National mental health 988 crisis hotline sees boost in calls from Tennessee

Staff photo by Matt Hamilton / Sarah Balentine talks to a client at the 988 call center on Sept. 30. The national hotlline has received more than 20,000 calls from Tennessee since its implementation in July.
Staff photo by Matt Hamilton / Sarah Balentine talks to a client at the 988 call center on Sept. 30. The national hotlline has received more than 20,000 calls from Tennessee since its implementation in July.

The three-digit, national Suicide and Crisis Lifeline, 988, has received roughly 21,000 calls from Tennessee in the six months since launching, according to state data.

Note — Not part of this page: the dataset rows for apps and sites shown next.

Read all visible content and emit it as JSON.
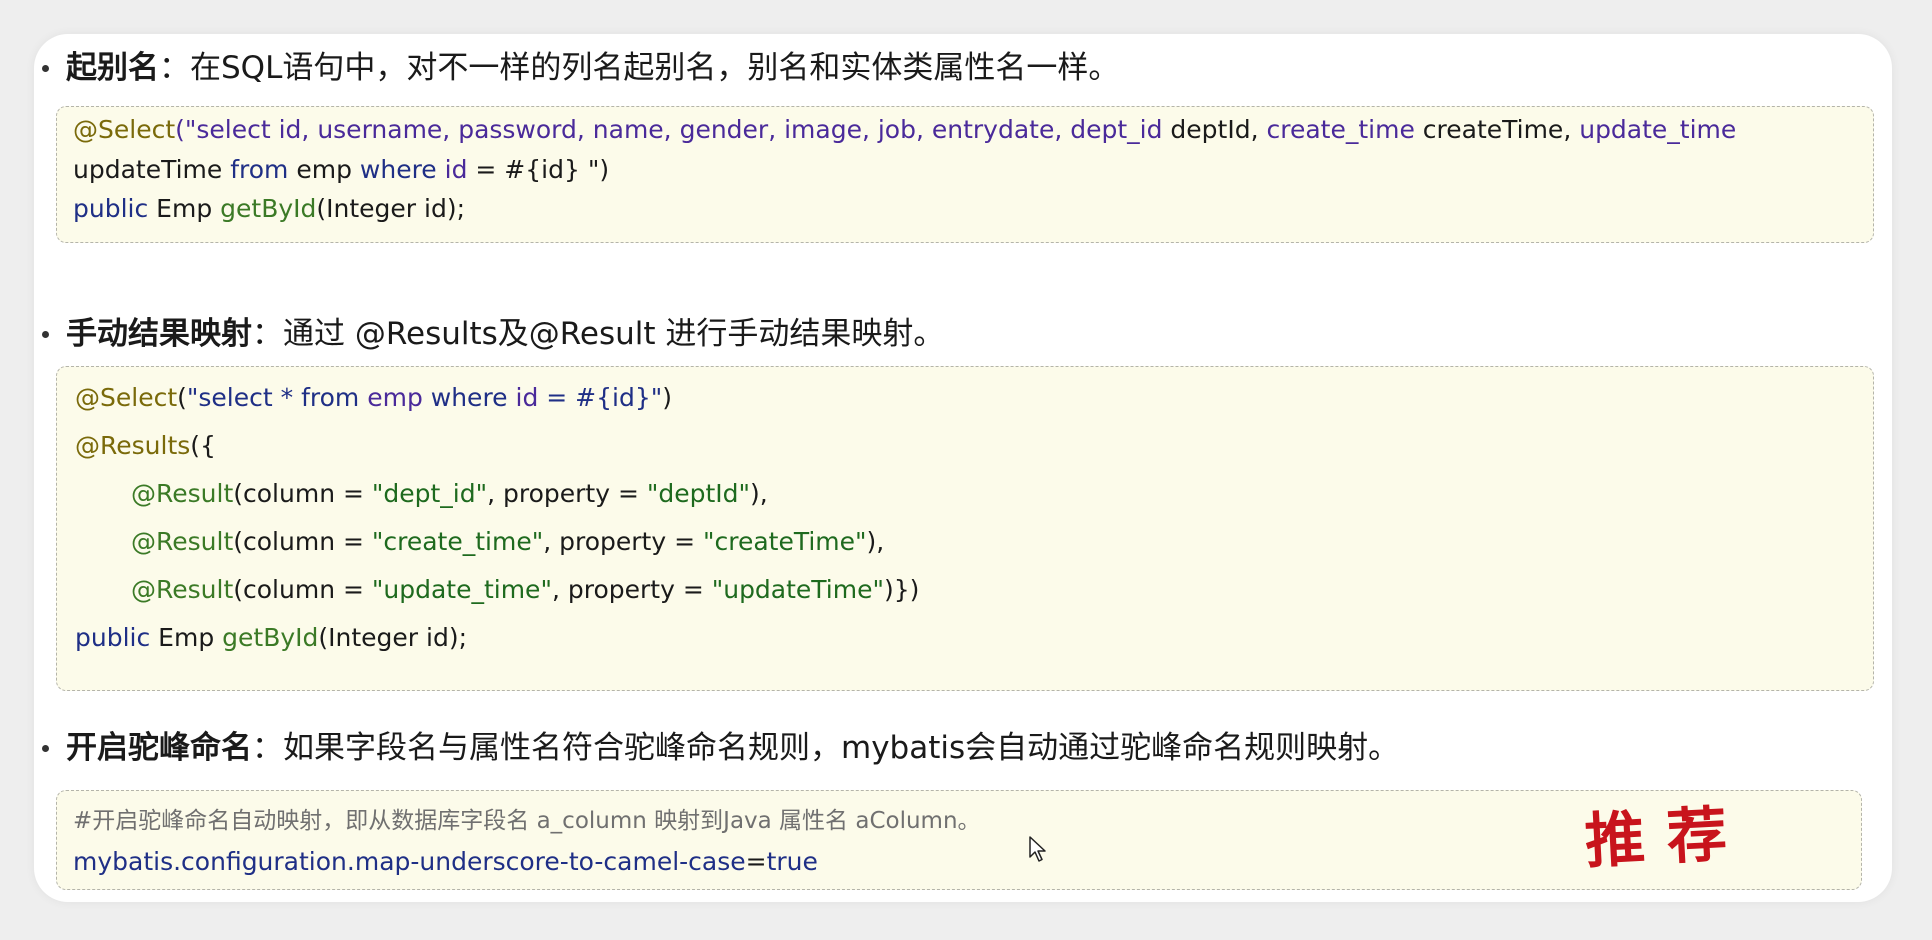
{
  "section1": {
    "title": "起别名",
    "text": "：在SQL语句中，对不一样的列名起别名，别名和实体类属性名一样。",
    "code": {
      "l1_ann": "@Select",
      "l1_str": "(\"select id, username, password, name, gender, image, job, entrydate, dept_id",
      "l1_plain": " deptId, ",
      "l1_str2": "create_time",
      "l1_plain2": " createTime, ",
      "l1_str3": "update_time",
      "l2_plain": "updateTime ",
      "l2_kw": "from",
      "l2_plain2": " emp ",
      "l2_kw2": "where",
      "l2_str": " id",
      "l2_plain3": " = #{id} \")",
      "l3_kw": "public",
      "l3_plain": " Emp ",
      "l3_ann": "getById",
      "l3_plain2": "(Integer id);"
    }
  },
  "section2": {
    "title": "手动结果映射",
    "text": "：通过 @Results及@Result 进行手动结果映射。",
    "code": {
      "l1_ann": "@Select",
      "l1_p": "(",
      "l1_s1": "\"select * ",
      "l1_kw1": "from",
      "l1_s2": " emp ",
      "l1_kw2": "where",
      "l1_s3": " id",
      "l1_s4": " = #{id}\"",
      "l1_end": ")",
      "l2_ann": "@Results",
      "l2_p": "({",
      "r1_ann": "@Result",
      "r1_a": "(column = ",
      "r1_v1": "\"dept_id\"",
      "r1_b": ", property = ",
      "r1_v2": "\"deptId\"",
      "r1_c": "),",
      "r2_ann": "@Result",
      "r2_a": "(column = ",
      "r2_v1": "\"create_time\"",
      "r2_b": ", property = ",
      "r2_v2": "\"createTime\"",
      "r2_c": "),",
      "r3_ann": "@Result",
      "r3_a": "(column = ",
      "r3_v1": "\"update_time\"",
      "r3_b": ", property = ",
      "r3_v2": "\"updateTime\"",
      "r3_c": ")})",
      "l6_kw": "public",
      "l6_plain": " Emp ",
      "l6_ann": "getById",
      "l6_plain2": "(Integer id);"
    }
  },
  "section3": {
    "title": "开启驼峰命名",
    "text": "：如果字段名与属性名符合驼峰命名规则，mybatis会自动通过驼峰命名规则映射。",
    "code": {
      "comment": "#开启驼峰命名自动映射，即从数据库字段名 a_column 映射到Java 属性名 aColumn。",
      "config_key": "mybatis.configuration.map-underscore-to-camel-case",
      "config_eq": "=",
      "config_val": "true"
    },
    "stamp": "推荐"
  },
  "colors": {
    "annotation": "#7a6a0a",
    "result_annotation": "#3b7a26",
    "sql_string": "#4a2a9a",
    "keyword": "#1f2f86",
    "string_value": "#1e6a1e",
    "code_background": "#fcfbea",
    "stamp": "#c8141c"
  }
}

The 988 number went live July 16 to serve as a universal entry point for people in mental health crises to reach a trained crisis counselor 24/7 -- similar to how 911 functions for emergency services.

Calls to 988 are routed to a call center where counselors determine what level of care is needed for a range of issues, including thoughts of suicide, mental health or substance use crisis and other types of emotional distress.

All 988 services are also open to friends and family members who need crisis support or help finding resources for a loved one. Those who access 988 services can do so without sharing their location and remain anonymous.

(READ MORE: New 988 hotline provides immediate help for mental health crises)

Although 10-digit crisis lines already existed, a Wednesday news release from the Tennessee Department of Mental Health and Substance Abuse Services said calls from the state to 988 increased by about 500 per month compared to the previous 10-digit National Suicide Prevention Lifeline number.

Of those from Tennessee who reached out, 42% just wanted to talk to someone about their situation, according to the release. The bulk of the calls resulted in nonemergency mental health referrals (30%), nonmental health community referrals (11%) or care coordination (10%).

"For the remainder, small percentages receive either a face-to-face mobile crisis evaluation (4%) or a referral to a hospital emergency department for medical treatment (2%)," the release states, noting about 3% of calls from Tennessee have prompted law enforcement intervention.

Volunteer Behavioral Health contracts with the state to cover 988 services for 29 counties, including those in the Chattanooga region.

Angie Duncan, the crisis call center coordinator for Volunteer Behavioral Health, said since 988 calls started coming in July, 988 call volumes for the region have increased by about 200 or more per month.

"Now we're up to like almost 800 (calls) a month just to 988," she said via phone Wednesday.

As of November, Volunteer Behavioral Health has answered 221 calls from Hamilton County alone.

(READ MORE: Mental health crisis among children is a national emergency, experts say. Here's where to get help in Chattanooga)

"Primary requests from callers seem to be those needing to talk to someone due to depression or recent traumatic experiences and not knowing how to get started with the process of how to get the help that they need," Duncan said via email. "We have also been getting more and more calls from family members who are very concerned about their loved ones and want to know what to do and what direction to go to get them help."

In addition to calling, people can text 988 or chat online through 988lifeline.org. In the second half of 2022, there were nearly 10,000 texts and chats to the 988 services from people in Tennessee, according to the news release.

"It's never been easier to connect with mental health care in a crisis thanks to 988," said Marie Williams, Tennessee Department of Mental Health and Substance Abuse Services commissioner, in the release. "Our state has an amazing network of crisis services and community mental health providers, and 988 is unlocking the door to mental health help that so many people need right now."

Contact Elizabeth Fite at efite@timesfreepress.com or 423-757-6673.